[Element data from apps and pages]
════════

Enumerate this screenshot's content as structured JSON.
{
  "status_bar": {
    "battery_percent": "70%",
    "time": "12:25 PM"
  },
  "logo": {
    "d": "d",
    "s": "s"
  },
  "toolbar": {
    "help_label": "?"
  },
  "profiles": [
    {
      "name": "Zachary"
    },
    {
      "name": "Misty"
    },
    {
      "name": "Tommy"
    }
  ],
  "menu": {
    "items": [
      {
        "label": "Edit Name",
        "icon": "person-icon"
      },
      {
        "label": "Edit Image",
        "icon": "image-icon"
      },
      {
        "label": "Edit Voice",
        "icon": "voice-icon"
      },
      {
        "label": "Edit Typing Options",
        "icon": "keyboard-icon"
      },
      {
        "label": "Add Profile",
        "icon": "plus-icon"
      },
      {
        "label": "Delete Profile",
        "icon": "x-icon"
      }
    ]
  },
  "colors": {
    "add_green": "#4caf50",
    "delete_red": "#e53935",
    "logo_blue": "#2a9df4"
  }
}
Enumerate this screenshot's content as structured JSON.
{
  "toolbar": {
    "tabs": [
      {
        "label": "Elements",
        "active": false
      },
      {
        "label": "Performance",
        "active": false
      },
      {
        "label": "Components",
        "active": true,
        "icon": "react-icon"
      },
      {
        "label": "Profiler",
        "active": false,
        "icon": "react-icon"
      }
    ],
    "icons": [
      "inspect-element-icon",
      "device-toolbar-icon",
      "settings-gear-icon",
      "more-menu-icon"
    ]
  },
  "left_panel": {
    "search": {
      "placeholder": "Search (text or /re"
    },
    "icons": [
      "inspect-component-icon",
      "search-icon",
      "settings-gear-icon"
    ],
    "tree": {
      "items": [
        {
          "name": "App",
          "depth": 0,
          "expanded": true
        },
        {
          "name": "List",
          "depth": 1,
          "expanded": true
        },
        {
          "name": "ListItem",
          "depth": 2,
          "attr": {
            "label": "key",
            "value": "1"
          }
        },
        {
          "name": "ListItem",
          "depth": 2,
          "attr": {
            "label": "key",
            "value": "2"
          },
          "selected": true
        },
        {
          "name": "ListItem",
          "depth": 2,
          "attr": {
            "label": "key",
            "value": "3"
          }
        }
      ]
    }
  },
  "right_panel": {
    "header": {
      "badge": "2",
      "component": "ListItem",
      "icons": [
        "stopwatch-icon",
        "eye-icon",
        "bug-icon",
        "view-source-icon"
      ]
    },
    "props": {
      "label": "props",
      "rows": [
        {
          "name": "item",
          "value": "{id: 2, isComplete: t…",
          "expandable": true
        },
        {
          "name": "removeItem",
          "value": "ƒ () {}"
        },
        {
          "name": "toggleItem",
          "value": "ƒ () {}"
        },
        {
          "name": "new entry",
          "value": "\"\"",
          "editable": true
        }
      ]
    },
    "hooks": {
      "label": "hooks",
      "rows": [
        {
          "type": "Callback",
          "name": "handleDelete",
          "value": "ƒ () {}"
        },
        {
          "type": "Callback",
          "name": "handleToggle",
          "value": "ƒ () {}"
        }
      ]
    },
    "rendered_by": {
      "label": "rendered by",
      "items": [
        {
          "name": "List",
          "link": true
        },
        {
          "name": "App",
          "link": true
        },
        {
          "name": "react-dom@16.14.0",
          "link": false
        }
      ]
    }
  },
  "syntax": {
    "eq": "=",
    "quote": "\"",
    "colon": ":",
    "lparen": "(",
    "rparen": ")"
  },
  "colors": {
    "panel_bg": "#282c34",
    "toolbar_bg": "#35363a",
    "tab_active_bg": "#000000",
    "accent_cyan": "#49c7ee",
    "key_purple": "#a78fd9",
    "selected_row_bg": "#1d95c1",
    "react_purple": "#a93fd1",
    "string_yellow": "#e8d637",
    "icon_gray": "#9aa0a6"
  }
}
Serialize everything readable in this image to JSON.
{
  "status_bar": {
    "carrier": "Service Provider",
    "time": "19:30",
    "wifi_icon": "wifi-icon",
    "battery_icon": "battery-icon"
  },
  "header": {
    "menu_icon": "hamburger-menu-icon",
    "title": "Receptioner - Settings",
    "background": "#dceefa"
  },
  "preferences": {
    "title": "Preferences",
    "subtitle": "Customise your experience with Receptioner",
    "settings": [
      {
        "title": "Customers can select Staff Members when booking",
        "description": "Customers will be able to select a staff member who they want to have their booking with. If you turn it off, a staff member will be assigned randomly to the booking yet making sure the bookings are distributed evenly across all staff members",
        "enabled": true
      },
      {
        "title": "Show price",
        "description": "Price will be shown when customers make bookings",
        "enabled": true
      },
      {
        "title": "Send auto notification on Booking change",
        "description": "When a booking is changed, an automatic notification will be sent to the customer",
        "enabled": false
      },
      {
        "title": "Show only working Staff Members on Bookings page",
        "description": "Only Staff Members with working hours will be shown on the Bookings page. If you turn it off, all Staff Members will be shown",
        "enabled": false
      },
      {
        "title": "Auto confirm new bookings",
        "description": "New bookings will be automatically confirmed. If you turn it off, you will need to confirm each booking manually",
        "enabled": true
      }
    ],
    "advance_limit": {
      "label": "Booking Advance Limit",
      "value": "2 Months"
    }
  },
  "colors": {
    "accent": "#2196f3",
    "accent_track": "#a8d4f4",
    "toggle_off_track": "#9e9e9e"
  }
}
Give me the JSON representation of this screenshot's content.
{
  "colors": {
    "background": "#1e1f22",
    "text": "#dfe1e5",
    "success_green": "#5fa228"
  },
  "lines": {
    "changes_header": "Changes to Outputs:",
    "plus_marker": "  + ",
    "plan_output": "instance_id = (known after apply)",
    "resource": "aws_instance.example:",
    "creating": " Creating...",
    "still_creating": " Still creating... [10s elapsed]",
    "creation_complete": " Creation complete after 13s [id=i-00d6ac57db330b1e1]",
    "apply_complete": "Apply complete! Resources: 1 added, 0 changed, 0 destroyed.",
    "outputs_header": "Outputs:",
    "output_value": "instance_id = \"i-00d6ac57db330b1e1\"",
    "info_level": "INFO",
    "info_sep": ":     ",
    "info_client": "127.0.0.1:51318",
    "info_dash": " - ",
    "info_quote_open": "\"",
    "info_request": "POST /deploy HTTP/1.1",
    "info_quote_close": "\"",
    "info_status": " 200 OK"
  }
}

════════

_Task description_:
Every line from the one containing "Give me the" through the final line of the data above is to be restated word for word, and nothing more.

_Solution to the exercise_:
Give me the JSON representation of this screenshot's content.
{
  "colors": {
    "background": "#1e1f22",
    "text": "#dfe1e5",
    "success_green": "#5fa228"
  },
  "lines": {
    "changes_header": "Changes to Outputs:",
    "plus_marker": "  + ",
    "plan_output": "instance_id = (known after apply)",
    "resource": "aws_instance.example:",
    "creating": " Creating...",
    "still_creating": " Still creating... [10s elapsed]",
    "creation_complete": " Creation complete after 13s [id=i-00d6ac57db330b1e1]",
    "apply_complete": "Apply complete! Resources: 1 added, 0 changed, 0 destroyed.",
    "outputs_header": "Outputs:",
    "output_value": "instance_id = \"i-00d6ac57db330b1e1\"",
    "info_level": "INFO",
    "info_sep": ":     ",
    "info_client": "127.0.0.1:51318",
    "info_dash": " - ",
    "info_quote_open": "\"",
    "info_request": "POST /deploy HTTP/1.1",
    "info_quote_close": "\"",
    "info_status": " 200 OK"
  }
}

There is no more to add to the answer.